## [TRY IT]
Every record below should be printed exactly, except for the pictures.

## [MATERIAL SUPPLIED]
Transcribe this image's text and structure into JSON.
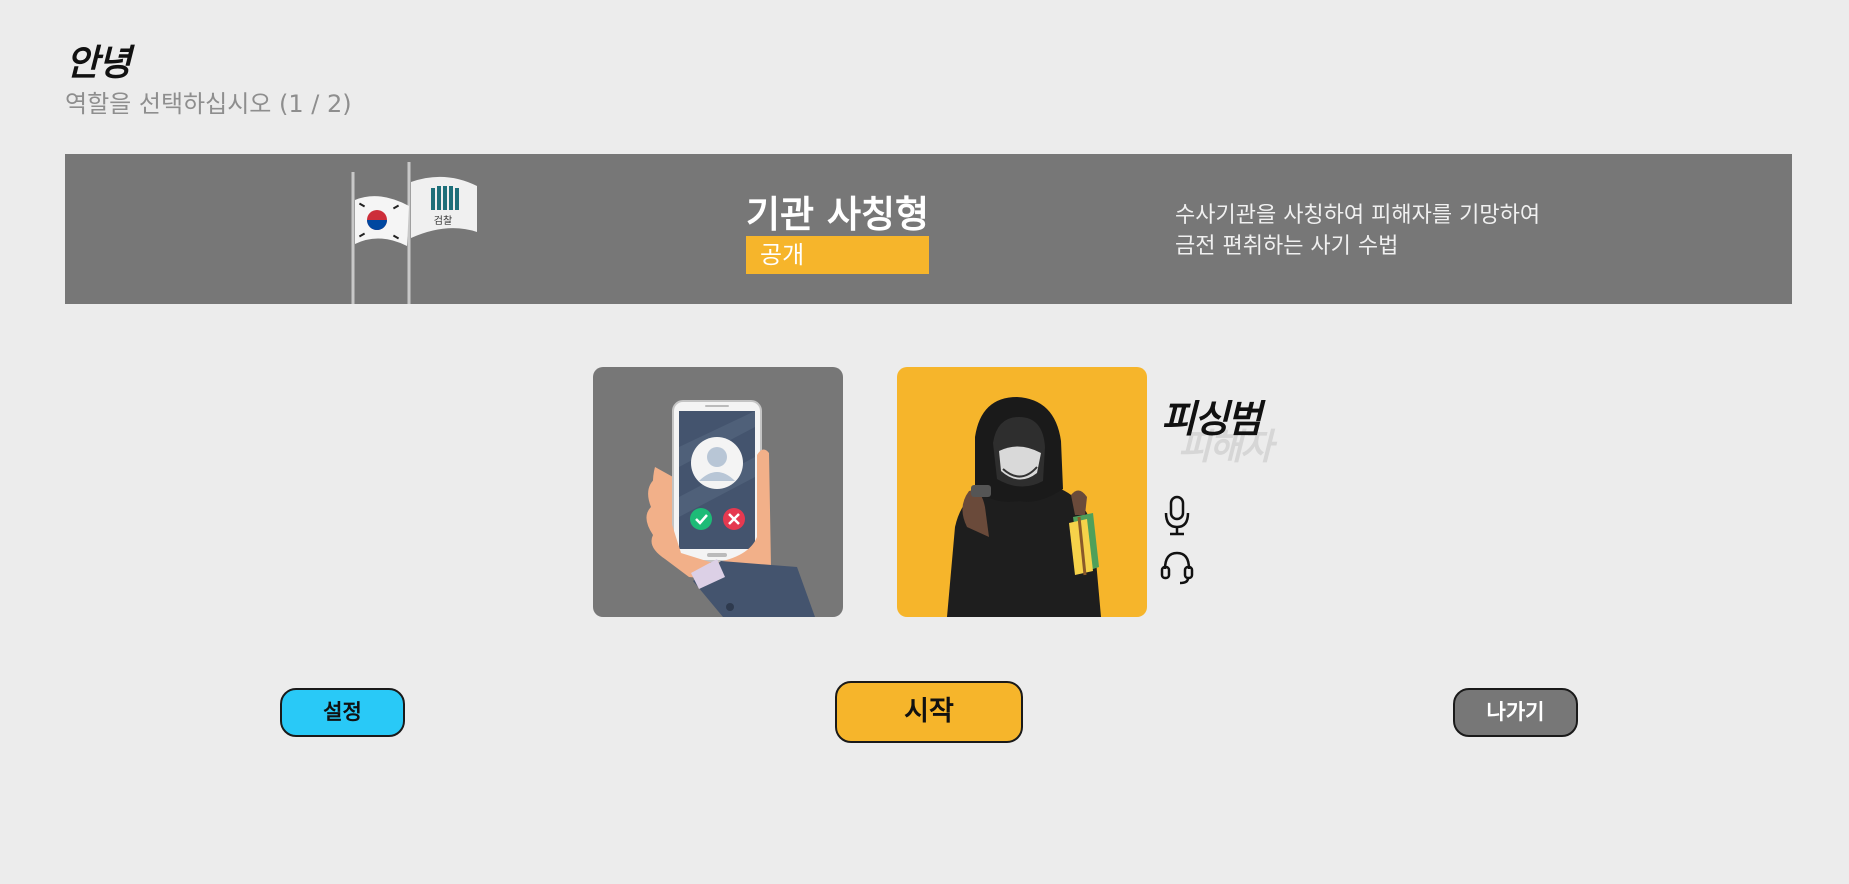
{
  "header": {
    "title": "안녕",
    "subtitle": "역할을 선택하십시오 (1 / 2)"
  },
  "banner": {
    "scenario_name": "기관 사칭형",
    "tag": "공개",
    "description_line1": "수사기관을 사칭하여 피해자를 기망하여",
    "description_line2": "금전 편취하는 사기 수법",
    "flag_text": "검찰"
  },
  "roles": {
    "current": "피싱범",
    "other": "피해자"
  },
  "buttons": {
    "settings": "설정",
    "start": "시작",
    "exit": "나가기"
  },
  "colors": {
    "background": "#ececec",
    "banner": "#777777",
    "accent_yellow": "#f6b52b",
    "settings_blue": "#29c9f7"
  },
  "icons": {
    "microphone": "microphone-icon",
    "headset": "headset-icon"
  }
}
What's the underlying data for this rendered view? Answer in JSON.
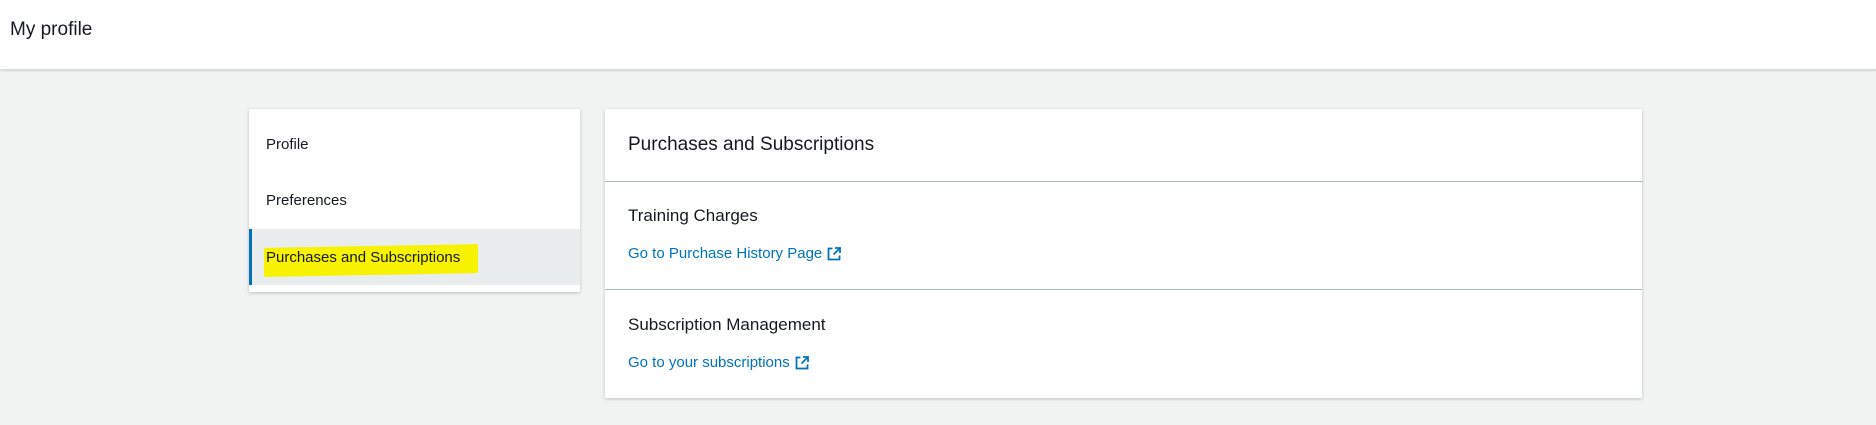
{
  "header": {
    "title": "My profile"
  },
  "sidebar": {
    "items": [
      {
        "label": "Profile",
        "active": false
      },
      {
        "label": "Preferences",
        "active": false
      },
      {
        "label": "Purchases and Subscriptions",
        "active": true
      }
    ]
  },
  "main": {
    "title": "Purchases and Subscriptions",
    "sections": [
      {
        "title": "Training Charges",
        "link_label": "Go to Purchase History Page",
        "link_icon": "external-link-icon"
      },
      {
        "title": "Subscription Management",
        "link_label": "Go to your subscriptions",
        "link_icon": "external-link-icon"
      }
    ]
  },
  "colors": {
    "link": "#0073bb",
    "active_indicator": "#0073bb",
    "highlight": "#f7f200",
    "background": "#f1f2f2"
  }
}
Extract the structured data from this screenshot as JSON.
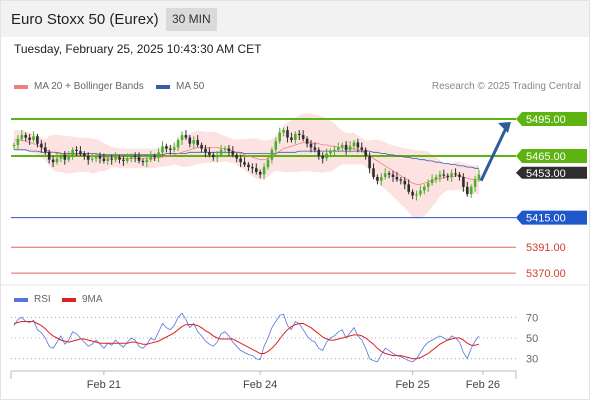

## [RESPONSE]
Transcribe this image's text and structure into JSON.
{
  "header": {
    "title": "안녕",
    "subtitle": "역할을 선택하십시오 (1 / 2)"
  },
  "banner": {
    "scenario_name": "기관 사칭형",
    "tag": "공개",
    "description_line1": "수사기관을 사칭하여 피해자를 기망하여",
    "description_line2": "금전 편취하는 사기 수법",
    "flag_text": "검찰"
  },
  "roles": {
    "current": "피싱범",
    "other": "피해자"
  },
  "buttons": {
    "settings": "설정",
    "start": "시작",
    "exit": "나가기"
  },
  "colors": {
    "background": "#ececec",
    "banner": "#777777",
    "accent_yellow": "#f6b52b",
    "settings_blue": "#29c9f7"
  },
  "icons": {
    "microphone": "microphone-icon",
    "headset": "headset-icon"
  }
}
What's the underlying data for this rendered view? Answer in JSON.
{
  "header": {
    "title": "My profile"
  },
  "sidebar": {
    "items": [
      {
        "label": "Profile",
        "active": false
      },
      {
        "label": "Preferences",
        "active": false
      },
      {
        "label": "Purchases and Subscriptions",
        "active": true
      }
    ]
  },
  "main": {
    "title": "Purchases and Subscriptions",
    "sections": [
      {
        "title": "Training Charges",
        "link_label": "Go to Purchase History Page",
        "link_icon": "external-link-icon"
      },
      {
        "title": "Subscription Management",
        "link_label": "Go to your subscriptions",
        "link_icon": "external-link-icon"
      }
    ]
  },
  "colors": {
    "link": "#0073bb",
    "active_indicator": "#0073bb",
    "highlight": "#f7f200",
    "background": "#f1f2f2"
  }
}
Extract the structured data from this screenshot as JSON.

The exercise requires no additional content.